“Getting back country, looking after country and getting control of the future...”

KLC exports Indigenous fire management to the world

 Nov 16, 2017

Nov 16, 2017

The Kimberley Land Council is set to lead a groundbreaking international fire management project in Botswana.

The Kimberley Land Council has been named as a leading project partner in a new international savanna fire management project which will see Australia’s knowledge of Indigenous fire management exported to the world.

Announced today at COP 23 (Conference of the Parties) in Bonn, the project is the result of national and international recognition of the knowledge of Australia’s first people in reducing carbon emissions through right-way fire.

The ground-breaking project will see the implementation of savanna burning at a series of pilot sites in Botswana, southern Africa.

With funding of $3.87 million over four years, the project will help deliver savanna carbon abatement methodology suitable to the Botswana landscape, as well as facilitate Indigenous knowledge exchange between Kimberley Aboriginal people and communities in Botswana.

Kimberley Land Council Chief Executive Officer Nolan Hunter is in Bonn with Project Leader Sam Johnston to launch the initiative together with Minister for the Environment and Energy Josh Frydenberg.

Mr Hunter said the project highlighted the valuable role Indigenous people play in looking after country, as well as assisting a global community approach committed to action on wildfire and the reduction of greenhouse gas emissions.

“Every year wildfires make news headlines across the world,” Mr Hunter said. “They are a major threat to human lives, biodiversity, property, and economies.

“But Indigenous people in Australia have developed a solution to this threat and Kimberley Aboriginal people are leading the way."

Combining ancient knowledge with modern science and technology, Indigenous rangers burn early, keep fuel loads down and reduce destructive wildfires. This leads to a decrease in greenhouse gas emissions and provides carbon market opportunities. It also delivers valuable jobs for poor and remote communities, while at the same time reinvigorating traditional culture.

“The Kimberley Ranger Network is delivering world’s best practice,” Mr Hunter said. “Indigenous rangers across Australia are making a significant contribution towards Australia’s conservation, biodiversity and environmental outcomes.”
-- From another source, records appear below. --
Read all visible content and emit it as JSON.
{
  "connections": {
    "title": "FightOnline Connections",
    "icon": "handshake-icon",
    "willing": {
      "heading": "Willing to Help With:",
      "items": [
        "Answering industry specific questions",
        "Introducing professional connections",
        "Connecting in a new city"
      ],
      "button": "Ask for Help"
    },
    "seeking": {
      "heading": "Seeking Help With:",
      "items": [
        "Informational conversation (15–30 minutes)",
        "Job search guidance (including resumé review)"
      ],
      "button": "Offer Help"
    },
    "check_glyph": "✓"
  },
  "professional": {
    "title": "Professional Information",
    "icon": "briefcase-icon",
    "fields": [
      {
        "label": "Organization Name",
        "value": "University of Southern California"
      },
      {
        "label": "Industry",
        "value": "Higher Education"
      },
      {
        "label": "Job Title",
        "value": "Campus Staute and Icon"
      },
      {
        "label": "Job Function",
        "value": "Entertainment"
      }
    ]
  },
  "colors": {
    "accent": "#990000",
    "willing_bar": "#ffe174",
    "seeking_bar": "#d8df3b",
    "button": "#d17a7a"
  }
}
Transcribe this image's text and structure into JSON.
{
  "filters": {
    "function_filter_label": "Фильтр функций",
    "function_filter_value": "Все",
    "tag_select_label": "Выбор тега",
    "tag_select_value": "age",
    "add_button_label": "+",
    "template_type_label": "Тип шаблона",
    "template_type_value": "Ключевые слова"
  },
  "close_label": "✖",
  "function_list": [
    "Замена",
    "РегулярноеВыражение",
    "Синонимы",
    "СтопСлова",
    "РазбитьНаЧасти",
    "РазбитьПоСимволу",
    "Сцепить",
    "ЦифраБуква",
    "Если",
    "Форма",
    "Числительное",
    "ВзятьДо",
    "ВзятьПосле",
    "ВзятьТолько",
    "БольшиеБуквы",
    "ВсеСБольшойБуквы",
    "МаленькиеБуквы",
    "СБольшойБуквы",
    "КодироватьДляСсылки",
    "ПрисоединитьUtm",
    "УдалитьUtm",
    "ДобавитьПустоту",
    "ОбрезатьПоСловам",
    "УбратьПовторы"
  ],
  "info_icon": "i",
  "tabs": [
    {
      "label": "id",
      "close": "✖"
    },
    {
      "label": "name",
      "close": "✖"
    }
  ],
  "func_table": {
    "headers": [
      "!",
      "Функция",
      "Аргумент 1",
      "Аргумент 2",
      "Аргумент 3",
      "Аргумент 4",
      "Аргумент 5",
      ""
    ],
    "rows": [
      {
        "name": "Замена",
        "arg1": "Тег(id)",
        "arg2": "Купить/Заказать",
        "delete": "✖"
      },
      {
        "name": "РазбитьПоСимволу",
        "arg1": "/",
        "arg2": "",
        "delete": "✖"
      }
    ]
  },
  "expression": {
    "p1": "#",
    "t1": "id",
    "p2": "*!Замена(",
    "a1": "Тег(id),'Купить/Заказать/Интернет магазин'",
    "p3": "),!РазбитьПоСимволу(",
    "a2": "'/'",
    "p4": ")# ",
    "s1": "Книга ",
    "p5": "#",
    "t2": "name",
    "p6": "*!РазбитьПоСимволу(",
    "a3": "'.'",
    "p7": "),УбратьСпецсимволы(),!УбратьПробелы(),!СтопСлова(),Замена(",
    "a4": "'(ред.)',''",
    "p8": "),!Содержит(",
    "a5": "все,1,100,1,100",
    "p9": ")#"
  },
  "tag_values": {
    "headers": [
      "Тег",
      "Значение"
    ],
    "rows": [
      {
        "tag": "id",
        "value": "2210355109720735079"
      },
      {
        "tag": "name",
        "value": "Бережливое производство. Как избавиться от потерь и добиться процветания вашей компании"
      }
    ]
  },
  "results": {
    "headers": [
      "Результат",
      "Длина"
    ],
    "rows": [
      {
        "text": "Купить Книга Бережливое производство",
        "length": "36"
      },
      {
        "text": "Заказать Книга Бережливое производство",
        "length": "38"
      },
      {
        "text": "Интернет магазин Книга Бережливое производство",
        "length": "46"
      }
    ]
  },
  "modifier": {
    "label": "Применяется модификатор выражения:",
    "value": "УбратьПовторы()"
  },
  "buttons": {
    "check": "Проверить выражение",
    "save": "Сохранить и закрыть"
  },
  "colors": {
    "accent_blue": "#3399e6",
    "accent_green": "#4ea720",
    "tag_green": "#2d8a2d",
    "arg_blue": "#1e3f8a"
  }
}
First used in Australia in 2006, Indigenous fire management is now practised right across northern Australia. There are 75 projects registered across northern Australia worth over $100 million and employing more than 400 Indigenous rangers.

“Together with the Australian Government we have been exploring the feasibility of exporting Australia’s ground breaking savanna burning methodology to Asia, Africa and Latin America,” Mr Hunter said.

“We found widespread interest as this methodology could deliver the types of outcomes seen in Australia, such as market based mitigation and adaptation, as well as economic and social benefits for communities in fire prone landscapes around the world.”

According to Mr Hunter, today’s announcement is further reinforcement of the importance of the Paris Agreement, which recognises Indigenous peoples’ knowledge and its role in the Indigenous Peoples’ Platform under the United Nations Framework Convention on Climate Change (UNFCCC).

“This project is an opportunity for Kimberley Aboriginal people to share their knowledge, provide training and exchange expertise across the globe,” he said.

Project leader Sam Johnston said Botswana had been selected as the first pilot site due to its savanna landscape and fire regime.

“Wildfires are a dominant feature of southern African landscapes,” Mr Johnston said.

“These fires produce significant greenhouse gas emissions, reduce agricultural productivity and damage ecosystems.

“Passing on the methods of Australia’s Indigenous community will give people in Botswana an opportunity to change the way they manage fire, reduce greenhouse gas emissions and create opportunities for people living in remote communities.

“This will not only benefit Botswana, but the whole world.”